  12. Al Dimond says:

    I keep watching this video, and I can’t help but root for this guy. He’s the frickin’ Robin Hood of the freeway! The cops show up, and he’s disappeared into nowhere! I don’t even know where you go from there — maybe he’s jumped down, presumably onto the roof of the express lanes, dropped the bike into the weeds beside the express lanes, jumped down there, and escaped to terra firma… maybe 9th Ave?

    It makes you wonder if there’s something going on that’s actually morally wrong, like a bike theft ring using the weeds beside I-5 to stash stolen bikes?

  13. Clark in Vancouver says:
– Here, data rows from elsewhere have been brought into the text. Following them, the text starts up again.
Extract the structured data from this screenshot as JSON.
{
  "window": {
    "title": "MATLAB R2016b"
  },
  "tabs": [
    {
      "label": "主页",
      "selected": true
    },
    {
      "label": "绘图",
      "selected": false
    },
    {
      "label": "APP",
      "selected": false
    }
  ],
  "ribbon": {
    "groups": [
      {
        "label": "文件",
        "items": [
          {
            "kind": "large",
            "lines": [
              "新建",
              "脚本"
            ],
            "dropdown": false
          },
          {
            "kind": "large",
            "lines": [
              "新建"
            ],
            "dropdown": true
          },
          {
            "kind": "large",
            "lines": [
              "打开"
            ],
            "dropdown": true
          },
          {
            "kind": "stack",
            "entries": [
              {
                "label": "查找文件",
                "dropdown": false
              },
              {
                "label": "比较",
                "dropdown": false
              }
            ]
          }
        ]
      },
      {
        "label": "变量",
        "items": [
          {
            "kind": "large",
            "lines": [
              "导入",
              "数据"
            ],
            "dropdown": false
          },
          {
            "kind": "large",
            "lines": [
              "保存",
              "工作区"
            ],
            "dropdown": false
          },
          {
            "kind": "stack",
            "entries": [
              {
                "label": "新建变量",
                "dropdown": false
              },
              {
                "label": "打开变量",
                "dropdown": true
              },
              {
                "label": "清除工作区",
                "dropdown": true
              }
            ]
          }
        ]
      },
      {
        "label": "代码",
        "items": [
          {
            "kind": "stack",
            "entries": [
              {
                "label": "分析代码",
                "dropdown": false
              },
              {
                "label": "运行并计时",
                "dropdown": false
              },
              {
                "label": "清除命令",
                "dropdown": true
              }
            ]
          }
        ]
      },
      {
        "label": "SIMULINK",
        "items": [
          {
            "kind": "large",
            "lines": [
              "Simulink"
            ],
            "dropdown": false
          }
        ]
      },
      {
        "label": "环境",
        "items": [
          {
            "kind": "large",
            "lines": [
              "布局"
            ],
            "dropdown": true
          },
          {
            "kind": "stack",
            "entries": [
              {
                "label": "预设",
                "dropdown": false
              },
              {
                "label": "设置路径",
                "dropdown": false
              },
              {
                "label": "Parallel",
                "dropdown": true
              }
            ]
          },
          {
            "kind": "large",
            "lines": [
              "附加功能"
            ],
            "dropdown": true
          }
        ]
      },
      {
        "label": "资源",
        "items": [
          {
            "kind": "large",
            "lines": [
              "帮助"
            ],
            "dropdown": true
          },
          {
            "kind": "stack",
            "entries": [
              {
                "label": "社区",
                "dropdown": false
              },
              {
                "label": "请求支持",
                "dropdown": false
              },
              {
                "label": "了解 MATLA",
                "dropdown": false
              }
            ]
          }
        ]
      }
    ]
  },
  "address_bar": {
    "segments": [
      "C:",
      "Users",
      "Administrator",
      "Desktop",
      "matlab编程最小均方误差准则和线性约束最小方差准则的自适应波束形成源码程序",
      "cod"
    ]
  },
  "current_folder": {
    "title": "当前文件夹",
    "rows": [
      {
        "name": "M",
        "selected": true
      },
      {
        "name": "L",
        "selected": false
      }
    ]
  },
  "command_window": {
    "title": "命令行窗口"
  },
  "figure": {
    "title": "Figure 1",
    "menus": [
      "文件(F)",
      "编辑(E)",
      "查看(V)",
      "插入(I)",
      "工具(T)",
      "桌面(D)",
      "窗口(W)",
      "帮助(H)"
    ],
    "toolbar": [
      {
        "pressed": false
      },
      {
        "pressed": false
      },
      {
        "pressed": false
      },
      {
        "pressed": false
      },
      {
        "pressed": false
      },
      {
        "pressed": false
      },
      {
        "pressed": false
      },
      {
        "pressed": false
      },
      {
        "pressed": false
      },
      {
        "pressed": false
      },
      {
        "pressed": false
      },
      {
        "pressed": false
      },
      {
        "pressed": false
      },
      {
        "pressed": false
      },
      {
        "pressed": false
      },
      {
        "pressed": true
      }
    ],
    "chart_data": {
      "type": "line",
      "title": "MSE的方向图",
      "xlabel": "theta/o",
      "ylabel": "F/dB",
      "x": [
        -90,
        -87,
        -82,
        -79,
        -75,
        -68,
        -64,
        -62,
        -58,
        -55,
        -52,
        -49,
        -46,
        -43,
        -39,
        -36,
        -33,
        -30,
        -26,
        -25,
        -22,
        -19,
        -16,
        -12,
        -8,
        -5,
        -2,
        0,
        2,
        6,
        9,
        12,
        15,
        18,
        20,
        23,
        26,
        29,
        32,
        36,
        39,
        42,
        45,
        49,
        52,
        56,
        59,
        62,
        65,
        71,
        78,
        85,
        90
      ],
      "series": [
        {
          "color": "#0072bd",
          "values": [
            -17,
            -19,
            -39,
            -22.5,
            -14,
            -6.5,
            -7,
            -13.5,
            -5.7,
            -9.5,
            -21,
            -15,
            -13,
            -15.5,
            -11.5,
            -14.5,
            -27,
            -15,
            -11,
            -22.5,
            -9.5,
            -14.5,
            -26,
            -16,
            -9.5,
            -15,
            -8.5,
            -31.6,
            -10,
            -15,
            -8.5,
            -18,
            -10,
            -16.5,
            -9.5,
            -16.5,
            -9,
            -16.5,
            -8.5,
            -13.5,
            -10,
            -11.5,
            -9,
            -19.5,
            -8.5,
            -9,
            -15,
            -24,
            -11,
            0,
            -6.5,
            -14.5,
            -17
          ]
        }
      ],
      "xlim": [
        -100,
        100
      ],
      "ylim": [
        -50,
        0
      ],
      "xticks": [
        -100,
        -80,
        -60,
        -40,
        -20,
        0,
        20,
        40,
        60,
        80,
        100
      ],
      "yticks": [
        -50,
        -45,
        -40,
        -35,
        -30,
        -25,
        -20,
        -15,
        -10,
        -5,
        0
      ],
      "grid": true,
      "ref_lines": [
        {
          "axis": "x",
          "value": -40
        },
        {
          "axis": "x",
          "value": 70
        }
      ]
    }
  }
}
    I think it’s a great idea to have a bike lane on the bridge. In fact, it should just be standard on all bridges. It should be in the guidelines and regulations for any new bridge and any refurbishing of an existing bridge that they must put in a nice wide separated bike lane. People who cycle pay taxes and should not be left out of the transportation infrastructure.
    For the I-5 Bridge, it may seem hopeless right now but if you keep lobbying and requesting this of politicians and the city’s engineering department (or whoever handles these things) then eventually after hearing it enough times, something will click. There will be an opportunity when, for example, they have some money to redo the railings or whatever, and somebody at the department will remember that there were repeated requests for bike lanes on the bridge and why not include those when adding the railings.
    Also there’s the thing about evolution. Right now it may seem that politicians and those who pull the strings are against you but if you persist, at some point those in power will be of a different generation or different political bent and you’ll suddenly find receptiveness. Be prepared for that.
    Those opposed are mostly opposed because it’s a hobby for them to be against anything new. After awhile cycling infrastructure will no longer be new and they’ll stop being against it (and presumably will have moved on to be against something else.)

  14. Pingback: University Bridge will be CLOSED Saturday and Sunday | Seattle Bike Blog

  15. Chad N says:

    Today’s State Supreme Court decision makes an I-5 bike line all the more possible, per SLOG.

    Facilities built for highway purposes do not have to remain in highway use. Per the Supreme Court, the 18th Amendment “does not address whether highway facilities must continue to be used for highway purposes.”

    Bring on the bike lanes!

Leave a Reply

Your email address will not be published. Required fields are marked *